You would probably not want to let younger students (K-4) browse through this book unattended. There is a quote from Dostoyevsky that uses a word that some might consider questionable. Many of the quotes are a bit difficult for that age group to understand, anyway.
I found myself in Seattle a few weeks ago, stuck in a 12-person van with my daughter’s synchronized swimming team on a road trip. The girls were getting a bit stir crazy, and I was trying to think of a game we hadn’t played yet. I desperately texted a music teacher friend, “What was that fun music app you showed me last month?”

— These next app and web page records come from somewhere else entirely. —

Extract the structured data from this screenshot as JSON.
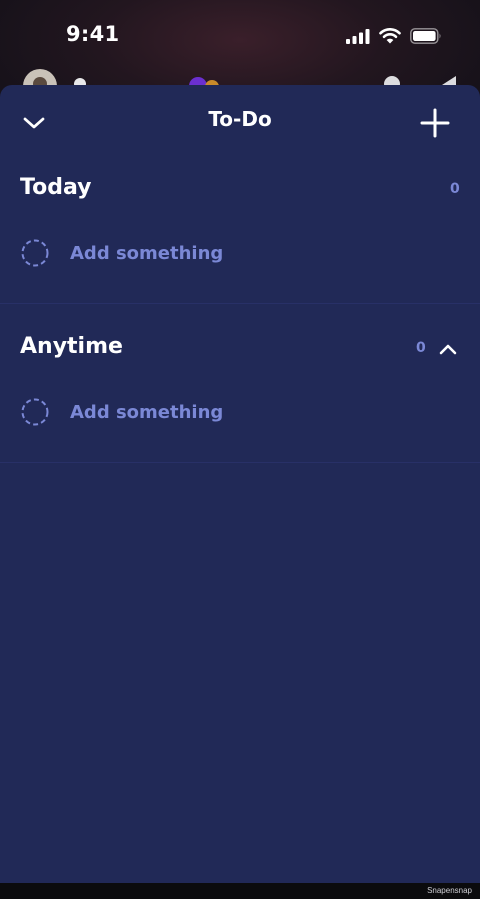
{
  "status_bar": {
    "time": "9:41"
  },
  "header": {
    "title": "To-Do"
  },
  "sections": [
    {
      "title": "Today",
      "count": "0",
      "add_label": "Add something"
    },
    {
      "title": "Anytime",
      "count": "0",
      "add_label": "Add something"
    }
  ],
  "footer": {
    "watermark": "Snapensnap"
  },
  "colors": {
    "sheet": "#212957",
    "accent": "#7b88d6",
    "divider": "#283067"
  }
}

I quickly downloaded it, and got the girls next to me to give their input on the song and style. Once you choose a song and style, the app tells you certain sounds to make as you are recorded, then mixes them into a fun video. The video can then be shared to your camera roll or on social media (if you desire).
The team loved it. Suddenly every girl in the van was downloading the app to her phone and making weird sounds. In retrospect, maybe it wasn’t a great idea to try it out in an enclosed space…

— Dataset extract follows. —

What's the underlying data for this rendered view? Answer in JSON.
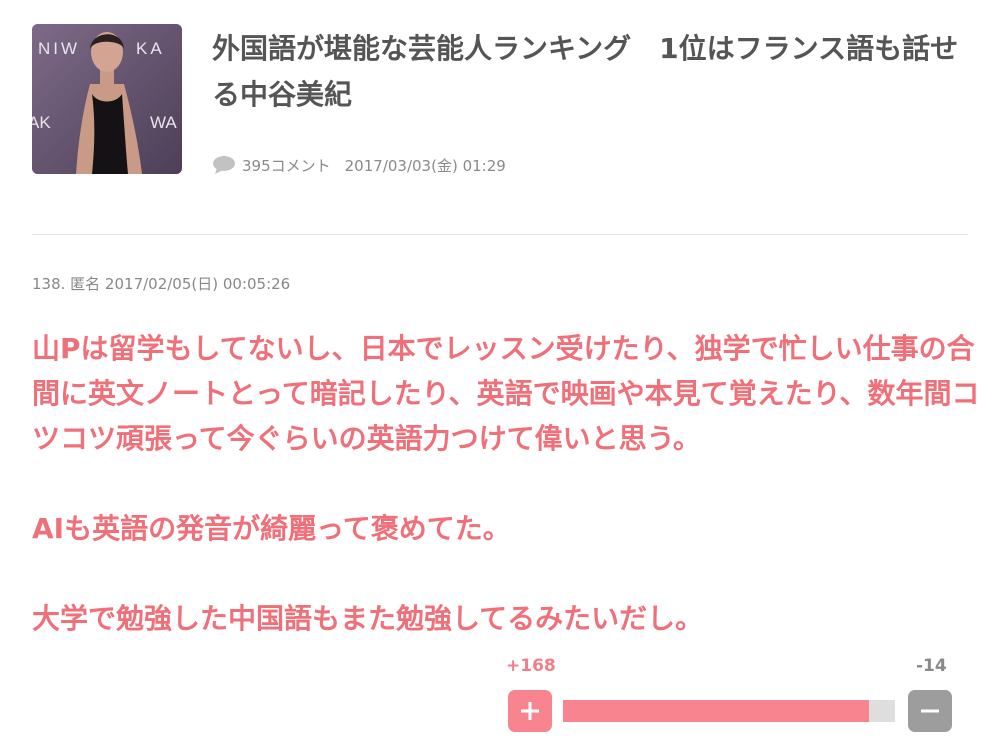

VidRhythm is rated for ages 9+, and available on iPhone and iPad. It’s free. I’m sharing it today because it’s Phun Phriday, and it’s definitely a lot of fun. Of course, kids will be kids and try to make all kinds of sounds that are not suggested by the app – so be prepared if it’s on a student’s device to hear and see some unique videos that only kids would dream up;)
This activity not only allows students to show their understanding of a particular person while showcasing their creativity, but may also help them to develop a beneficial skill that they may need down the road. My husband’s company has been receiving infographic resumes from prospective employees, and they definitely help the job applicants to stand out from the rest of the crowd! (Of course, you probably would not want to highlight cigars as being your primary interest in life…)
A couple of weeks ago, Apps Gone Free offered an app called, “In a World… Drama.” I downloaded it, and then spent the next hour goofing around with it.
Unfortunately, the app is no longer free. You can get the one I have for $1.99, or you can get plain old “In a World” (not the drama version) for .99. I’m not sure of the differences – other than the one that I have is rated for ages 12+ and the other one is rated for ages 4+. (If you purchase the .99 version, you can then add the Drama and Comedy ones in-app for .99 each.)
This app allows you to create movie trailers. The advantage of this app over iMovie and other video creation tools is that it comes with Jonathan Cook voice overs to add to the trailer. That ubiquitous voice that seems to be behind every movie preview ever produced can now be added to one of your own creation.
Of course, you can’t make the voice say whatever you want. (But wouldn’t that be great!) However, you do get to choose from many, many phrases. Each stage of the trailer creation gives you more options. You can also add your own photos and/or video. There are several sound track offerings, or you can choose from the music on your iDevice.
As a teacher, I can see many uses for this, including to create “hooks” in the classroom to introduce a topic. It would also be great for creative writing. Students would have a blast with this as well – but be aware of the age recommendations.
This is an app that certainly lends itself to app smashing. You can smash your completed video with other apps, such as iMovie. Or, you can create content in other apps to be included in your movie trailer.
The videos can be edited after you are finished. This is helpful because I felt like I needed to determine what was going to be said before I found the images to go along with my project.
Once you are finished, you can upload the video to your camera roll, or even Vine or Instagram.
I was torn between making a parody for you starring my bulldog or an inspirational clip. You can see for yourself which one I went with…